Based on an acclaimed 1998 New Yorker piece on Solomon's struggle with depression. Copyright 2001 Cahners Business Information.
Library Journal Reviews 2001 April #2
In addition to the self-help and parental advice genres is the literary and philosophical study of depression that harks back to Richard Burton's The Anatomy of Melancholy. The Noonday Demon, based on an article that Solomon wrote for The New Yorker in 1998, is such a book. The backbone of this superb work is the author's narrative of his own struggles with severe depression his musings on its multifarious causes and on the role that his privileged socioeconomic status has played in its successful management. Solomon also interviewed scores of other depression sufferers about their trials with treatment and visited Africa, Greenland, and Cambodia in search of different cultural perspectives. This journalistic approach allows Solomon to convey a great deal of information in the form of fascinating, if sometimes horrific, life stories. This compassionate work that never simplifies complex matters is essential for all collections. Copyright 2001 Cahners Business Information.

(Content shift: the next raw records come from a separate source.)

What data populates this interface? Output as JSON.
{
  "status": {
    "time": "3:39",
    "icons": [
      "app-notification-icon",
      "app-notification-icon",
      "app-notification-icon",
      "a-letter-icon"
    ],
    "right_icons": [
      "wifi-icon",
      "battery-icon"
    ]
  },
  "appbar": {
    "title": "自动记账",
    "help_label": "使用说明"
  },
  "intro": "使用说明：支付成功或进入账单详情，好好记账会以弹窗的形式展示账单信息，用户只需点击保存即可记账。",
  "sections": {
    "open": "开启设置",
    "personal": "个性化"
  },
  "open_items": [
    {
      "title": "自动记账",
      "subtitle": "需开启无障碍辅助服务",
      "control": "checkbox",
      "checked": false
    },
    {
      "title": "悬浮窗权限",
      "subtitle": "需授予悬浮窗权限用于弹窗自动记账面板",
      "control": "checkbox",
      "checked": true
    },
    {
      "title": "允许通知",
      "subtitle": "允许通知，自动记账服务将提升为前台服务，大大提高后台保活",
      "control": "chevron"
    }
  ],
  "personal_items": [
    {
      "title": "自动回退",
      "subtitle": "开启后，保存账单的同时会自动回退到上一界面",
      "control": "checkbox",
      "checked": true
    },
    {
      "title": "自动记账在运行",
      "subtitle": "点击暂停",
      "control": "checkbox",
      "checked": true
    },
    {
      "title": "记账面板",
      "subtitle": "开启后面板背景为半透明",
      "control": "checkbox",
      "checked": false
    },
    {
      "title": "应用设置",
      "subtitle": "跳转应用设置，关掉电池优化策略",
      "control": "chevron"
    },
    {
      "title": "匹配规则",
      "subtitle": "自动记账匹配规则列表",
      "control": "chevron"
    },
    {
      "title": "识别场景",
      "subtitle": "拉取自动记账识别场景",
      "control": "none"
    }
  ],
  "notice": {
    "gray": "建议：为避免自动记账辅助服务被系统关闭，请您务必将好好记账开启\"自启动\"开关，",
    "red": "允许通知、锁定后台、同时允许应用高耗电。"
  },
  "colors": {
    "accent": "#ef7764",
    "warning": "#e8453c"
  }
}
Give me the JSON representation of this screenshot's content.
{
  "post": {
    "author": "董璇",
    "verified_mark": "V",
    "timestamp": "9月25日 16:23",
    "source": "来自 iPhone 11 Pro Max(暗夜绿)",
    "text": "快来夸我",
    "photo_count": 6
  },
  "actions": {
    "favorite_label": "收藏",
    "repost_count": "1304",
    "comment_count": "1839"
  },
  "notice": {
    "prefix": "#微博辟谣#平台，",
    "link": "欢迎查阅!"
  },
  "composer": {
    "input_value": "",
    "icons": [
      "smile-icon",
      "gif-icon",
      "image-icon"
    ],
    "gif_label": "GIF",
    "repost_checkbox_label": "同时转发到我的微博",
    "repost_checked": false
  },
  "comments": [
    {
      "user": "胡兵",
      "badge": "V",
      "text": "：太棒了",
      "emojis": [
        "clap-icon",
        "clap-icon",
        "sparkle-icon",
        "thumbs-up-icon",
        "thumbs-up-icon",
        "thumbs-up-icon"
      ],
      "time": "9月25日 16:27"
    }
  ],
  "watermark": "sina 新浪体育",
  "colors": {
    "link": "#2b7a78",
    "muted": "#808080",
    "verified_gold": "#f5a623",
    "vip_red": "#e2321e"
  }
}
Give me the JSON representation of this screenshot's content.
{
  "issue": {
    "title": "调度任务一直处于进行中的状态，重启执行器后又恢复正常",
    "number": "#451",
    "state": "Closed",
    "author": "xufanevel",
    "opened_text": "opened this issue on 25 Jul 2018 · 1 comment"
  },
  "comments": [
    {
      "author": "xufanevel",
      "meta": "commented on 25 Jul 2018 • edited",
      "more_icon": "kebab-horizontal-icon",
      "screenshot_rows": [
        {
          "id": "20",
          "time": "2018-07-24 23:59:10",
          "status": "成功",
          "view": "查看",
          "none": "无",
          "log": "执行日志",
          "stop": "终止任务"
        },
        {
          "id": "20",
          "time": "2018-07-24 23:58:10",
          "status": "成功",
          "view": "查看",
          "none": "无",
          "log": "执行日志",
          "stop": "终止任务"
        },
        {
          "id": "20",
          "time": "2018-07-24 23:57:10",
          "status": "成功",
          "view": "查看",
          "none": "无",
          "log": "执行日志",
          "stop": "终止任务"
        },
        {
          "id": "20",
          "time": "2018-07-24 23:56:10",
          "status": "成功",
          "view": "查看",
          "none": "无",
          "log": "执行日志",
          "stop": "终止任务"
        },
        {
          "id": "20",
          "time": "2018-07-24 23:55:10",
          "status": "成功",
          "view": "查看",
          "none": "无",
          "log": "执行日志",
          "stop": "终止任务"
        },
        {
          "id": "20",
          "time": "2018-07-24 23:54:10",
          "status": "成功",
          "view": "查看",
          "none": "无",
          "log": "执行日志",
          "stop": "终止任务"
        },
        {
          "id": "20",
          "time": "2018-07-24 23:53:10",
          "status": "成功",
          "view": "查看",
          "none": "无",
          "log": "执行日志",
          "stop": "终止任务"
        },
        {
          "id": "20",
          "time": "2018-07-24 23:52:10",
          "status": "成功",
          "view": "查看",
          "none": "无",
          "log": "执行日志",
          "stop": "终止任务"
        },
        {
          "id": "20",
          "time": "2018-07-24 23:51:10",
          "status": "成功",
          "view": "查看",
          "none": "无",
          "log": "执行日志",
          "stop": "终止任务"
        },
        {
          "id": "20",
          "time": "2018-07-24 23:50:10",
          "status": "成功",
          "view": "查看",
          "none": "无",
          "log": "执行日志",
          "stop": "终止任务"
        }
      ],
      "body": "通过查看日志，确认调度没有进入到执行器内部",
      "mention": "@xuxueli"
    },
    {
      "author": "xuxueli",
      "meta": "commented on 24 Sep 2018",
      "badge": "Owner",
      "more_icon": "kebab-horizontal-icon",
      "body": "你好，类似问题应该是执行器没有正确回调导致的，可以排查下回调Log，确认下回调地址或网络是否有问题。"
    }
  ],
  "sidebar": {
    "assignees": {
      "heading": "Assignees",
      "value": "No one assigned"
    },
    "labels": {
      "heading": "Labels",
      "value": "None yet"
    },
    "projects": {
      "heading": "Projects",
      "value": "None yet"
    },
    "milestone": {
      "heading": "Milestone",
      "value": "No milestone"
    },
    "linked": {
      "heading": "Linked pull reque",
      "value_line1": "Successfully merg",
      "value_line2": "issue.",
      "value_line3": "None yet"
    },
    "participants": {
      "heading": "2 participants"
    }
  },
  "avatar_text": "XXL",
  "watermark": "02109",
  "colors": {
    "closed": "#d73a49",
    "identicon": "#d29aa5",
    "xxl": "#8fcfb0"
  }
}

Publishers Weekly Reviews 2001 May #2
H"Depression is the flaw in love. To be creatures who love, we must be creatures who despair," begins Solomon's expansive and astutely observed examination of the experience, origins and cultural manifestations of depression. While placing his study in a broad social context according to recent research, some 19 million Americans suffer from chronic depression he also chronicles his own battle with the disease. Beginning just after his senior year in college, Solomon began experiencing crippling episodes of depression. They became so bad that after losing his mother to cancer and his therapist to retirement he attempted (unsuccessfully) to contract HIV so that he would have a reason to kill himself. Attempting to put depression and its treatments in a cross-cultural context, he draws effectively and skillfully on medical studies, historical and sociological literature, and anecdotal evidence, analyzing studies of depression in Cambodia under the Khmer Rouge, Inuit life in Greenland, the use of electroshock therapy and the connections between depression and suicide in the U.S. and other cultures. In examining depression as a cultural phenomenon, he cites many literary melancholics Virginia Woolf, Samuel Beckett, John Milton, Shakespeare, John Keats and George Eliot as well as such thinkers as Freud and Hegel, to map out his "atlas" of the condition. Smart, empathetic and exhibiting a wide and resonant knowledge of the topic, Solomon has provided an enlightening and sobering window onto both the medical and imaginative worlds of depression. (June) Forecast: Excerpted last year in the New Yorker, this pathbreaking work is bound to attract major review attention and media, boosted by a seven-city tour. Copyright 2001 Cahners Business Information.